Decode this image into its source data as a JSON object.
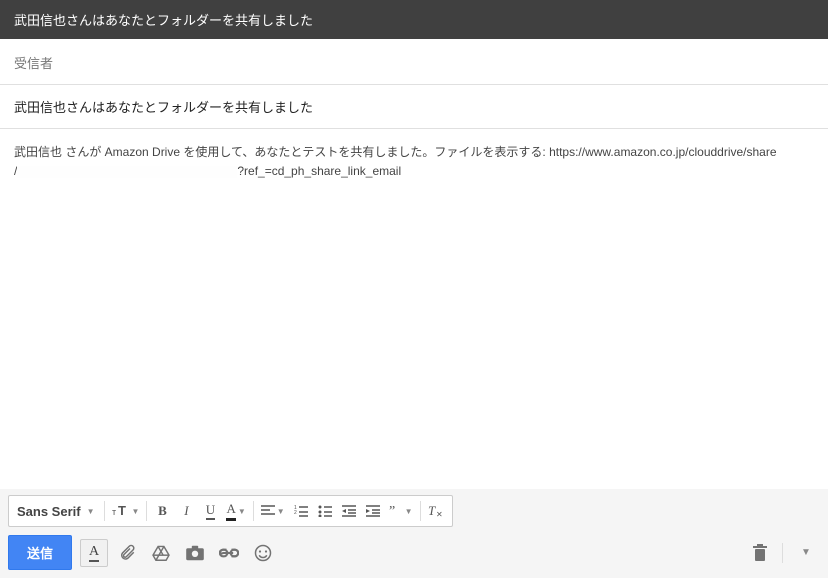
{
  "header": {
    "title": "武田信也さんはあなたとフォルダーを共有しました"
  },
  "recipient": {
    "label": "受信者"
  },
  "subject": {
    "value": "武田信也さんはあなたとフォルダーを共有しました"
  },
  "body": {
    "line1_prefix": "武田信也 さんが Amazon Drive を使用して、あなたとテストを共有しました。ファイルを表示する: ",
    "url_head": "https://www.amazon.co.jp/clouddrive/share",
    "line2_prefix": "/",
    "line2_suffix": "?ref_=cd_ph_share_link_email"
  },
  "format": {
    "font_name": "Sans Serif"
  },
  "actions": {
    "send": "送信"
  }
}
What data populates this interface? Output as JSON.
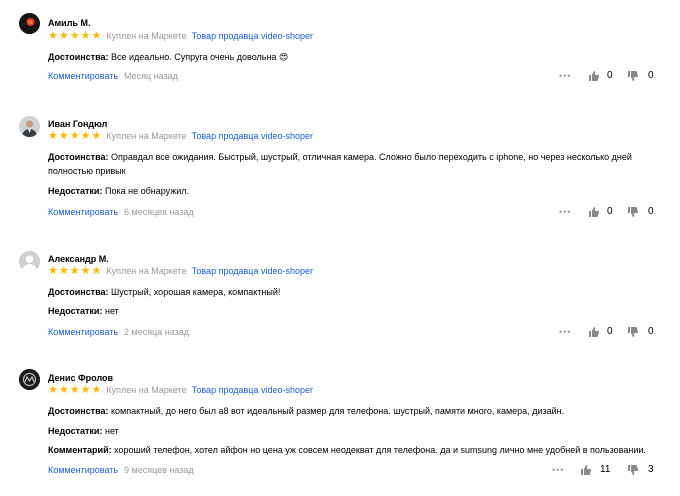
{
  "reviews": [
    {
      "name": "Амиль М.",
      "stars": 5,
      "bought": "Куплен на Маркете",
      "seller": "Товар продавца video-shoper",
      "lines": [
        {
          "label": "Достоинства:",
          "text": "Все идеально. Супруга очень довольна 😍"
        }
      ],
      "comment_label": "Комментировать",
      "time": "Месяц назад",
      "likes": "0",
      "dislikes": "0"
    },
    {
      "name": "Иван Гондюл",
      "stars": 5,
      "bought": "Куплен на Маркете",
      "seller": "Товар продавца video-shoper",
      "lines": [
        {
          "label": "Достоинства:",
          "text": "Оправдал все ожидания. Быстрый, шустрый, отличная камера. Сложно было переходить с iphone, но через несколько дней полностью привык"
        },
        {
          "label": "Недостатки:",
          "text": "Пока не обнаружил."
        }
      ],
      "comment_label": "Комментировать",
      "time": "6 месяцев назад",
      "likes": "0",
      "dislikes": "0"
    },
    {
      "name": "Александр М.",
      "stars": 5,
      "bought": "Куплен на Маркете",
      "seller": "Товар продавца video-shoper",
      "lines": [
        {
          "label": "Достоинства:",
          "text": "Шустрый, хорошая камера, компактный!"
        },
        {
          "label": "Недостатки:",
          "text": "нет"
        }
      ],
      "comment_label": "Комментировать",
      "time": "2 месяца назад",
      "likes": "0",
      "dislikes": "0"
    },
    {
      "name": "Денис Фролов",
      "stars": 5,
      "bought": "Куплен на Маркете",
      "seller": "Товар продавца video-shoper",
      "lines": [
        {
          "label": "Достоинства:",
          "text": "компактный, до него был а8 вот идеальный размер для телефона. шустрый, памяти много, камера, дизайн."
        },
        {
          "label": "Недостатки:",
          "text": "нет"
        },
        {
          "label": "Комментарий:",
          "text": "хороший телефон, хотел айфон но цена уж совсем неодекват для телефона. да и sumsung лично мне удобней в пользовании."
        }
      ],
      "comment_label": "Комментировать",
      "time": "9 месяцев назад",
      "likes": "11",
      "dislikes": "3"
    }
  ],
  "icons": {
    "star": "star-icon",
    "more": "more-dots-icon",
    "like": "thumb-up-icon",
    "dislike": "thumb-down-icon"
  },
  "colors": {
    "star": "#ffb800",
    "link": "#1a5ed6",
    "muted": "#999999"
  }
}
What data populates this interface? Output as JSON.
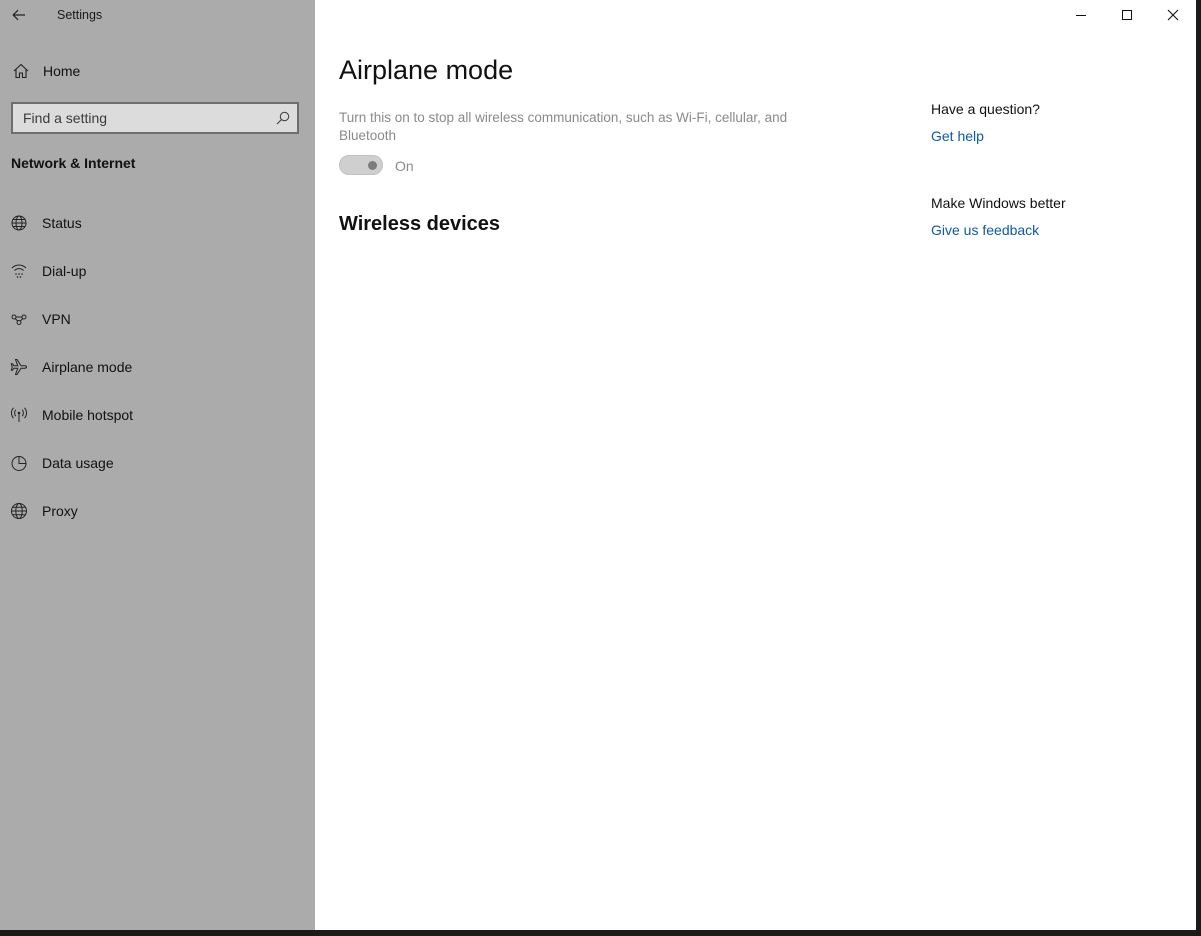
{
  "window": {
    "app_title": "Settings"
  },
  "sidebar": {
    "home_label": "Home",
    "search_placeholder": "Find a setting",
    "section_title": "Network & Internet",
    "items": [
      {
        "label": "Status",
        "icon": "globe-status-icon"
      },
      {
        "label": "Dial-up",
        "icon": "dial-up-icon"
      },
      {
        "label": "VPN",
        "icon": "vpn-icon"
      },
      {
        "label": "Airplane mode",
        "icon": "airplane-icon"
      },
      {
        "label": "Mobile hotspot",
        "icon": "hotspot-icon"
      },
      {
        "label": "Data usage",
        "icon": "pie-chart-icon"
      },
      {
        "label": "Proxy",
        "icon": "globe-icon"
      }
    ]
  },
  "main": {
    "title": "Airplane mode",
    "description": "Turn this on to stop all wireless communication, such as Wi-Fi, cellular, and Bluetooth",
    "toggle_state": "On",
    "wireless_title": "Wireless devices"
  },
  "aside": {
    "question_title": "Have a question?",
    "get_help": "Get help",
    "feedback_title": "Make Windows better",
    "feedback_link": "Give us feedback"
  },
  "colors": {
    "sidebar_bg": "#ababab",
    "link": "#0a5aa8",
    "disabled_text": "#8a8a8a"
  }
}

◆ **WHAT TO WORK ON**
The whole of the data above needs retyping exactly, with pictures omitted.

◆ **ANSWER TO THE PROBLEM**
Decode this image into its source data as a JSON object.
{
  "header": {
    "title": "武田信也さんはあなたとフォルダーを共有しました"
  },
  "recipient": {
    "label": "受信者"
  },
  "subject": {
    "value": "武田信也さんはあなたとフォルダーを共有しました"
  },
  "body": {
    "line1_prefix": "武田信也 さんが Amazon Drive を使用して、あなたとテストを共有しました。ファイルを表示する: ",
    "url_head": "https://www.amazon.co.jp/clouddrive/share",
    "line2_prefix": "/",
    "line2_suffix": "?ref_=cd_ph_share_link_email"
  },
  "format": {
    "font_name": "Sans Serif"
  },
  "actions": {
    "send": "送信"
  }
}
What data populates this interface? Output as JSON.
{
  "reviews": [
    {
      "name": "Амиль М.",
      "stars": 5,
      "bought": "Куплен на Маркете",
      "seller": "Товар продавца video-shoper",
      "lines": [
        {
          "label": "Достоинства:",
          "text": "Все идеально. Супруга очень довольна 😍"
        }
      ],
      "comment_label": "Комментировать",
      "time": "Месяц назад",
      "likes": "0",
      "dislikes": "0"
    },
    {
      "name": "Иван Гондюл",
      "stars": 5,
      "bought": "Куплен на Маркете",
      "seller": "Товар продавца video-shoper",
      "lines": [
        {
          "label": "Достоинства:",
          "text": "Оправдал все ожидания. Быстрый, шустрый, отличная камера. Сложно было переходить с iphone, но через несколько дней полностью привык"
        },
        {
          "label": "Недостатки:",
          "text": "Пока не обнаружил."
        }
      ],
      "comment_label": "Комментировать",
      "time": "6 месяцев назад",
      "likes": "0",
      "dislikes": "0"
    },
    {
      "name": "Александр М.",
      "stars": 5,
      "bought": "Куплен на Маркете",
      "seller": "Товар продавца video-shoper",
      "lines": [
        {
          "label": "Достоинства:",
          "text": "Шустрый, хорошая камера, компактный!"
        },
        {
          "label": "Недостатки:",
          "text": "нет"
        }
      ],
      "comment_label": "Комментировать",
      "time": "2 месяца назад",
      "likes": "0",
      "dislikes": "0"
    },
    {
      "name": "Денис Фролов",
      "stars": 5,
      "bought": "Куплен на Маркете",
      "seller": "Товар продавца video-shoper",
      "lines": [
        {
          "label": "Достоинства:",
          "text": "компактный, до него был а8 вот идеальный размер для телефона. шустрый, памяти много, камера, дизайн."
        },
        {
          "label": "Недостатки:",
          "text": "нет"
        },
        {
          "label": "Комментарий:",
          "text": "хороший телефон, хотел айфон но цена уж совсем неодекват для телефона. да и sumsung лично мне удобней в пользовании."
        }
      ],
      "comment_label": "Комментировать",
      "time": "9 месяцев назад",
      "likes": "11",
      "dislikes": "3"
    }
  ],
  "icons": {
    "star": "star-icon",
    "more": "more-dots-icon",
    "like": "thumb-up-icon",
    "dislike": "thumb-down-icon"
  },
  "colors": {
    "star": "#ffb800",
    "link": "#1a5ed6",
    "muted": "#999999"
  }
}
What data populates this interface? Output as JSON.
{
  "window": {
    "app_title": "Settings"
  },
  "sidebar": {
    "home_label": "Home",
    "search_placeholder": "Find a setting",
    "section_title": "Network & Internet",
    "items": [
      {
        "label": "Status",
        "icon": "globe-status-icon"
      },
      {
        "label": "Dial-up",
        "icon": "dial-up-icon"
      },
      {
        "label": "VPN",
        "icon": "vpn-icon"
      },
      {
        "label": "Airplane mode",
        "icon": "airplane-icon"
      },
      {
        "label": "Mobile hotspot",
        "icon": "hotspot-icon"
      },
      {
        "label": "Data usage",
        "icon": "pie-chart-icon"
      },
      {
        "label": "Proxy",
        "icon": "globe-icon"
      }
    ]
  },
  "main": {
    "title": "Airplane mode",
    "description": "Turn this on to stop all wireless communication, such as Wi-Fi, cellular, and Bluetooth",
    "toggle_state": "On",
    "wireless_title": "Wireless devices"
  },
  "aside": {
    "question_title": "Have a question?",
    "get_help": "Get help",
    "feedback_title": "Make Windows better",
    "feedback_link": "Give us feedback"
  },
  "colors": {
    "sidebar_bg": "#ababab",
    "link": "#0a5aa8",
    "disabled_text": "#8a8a8a"
  }
}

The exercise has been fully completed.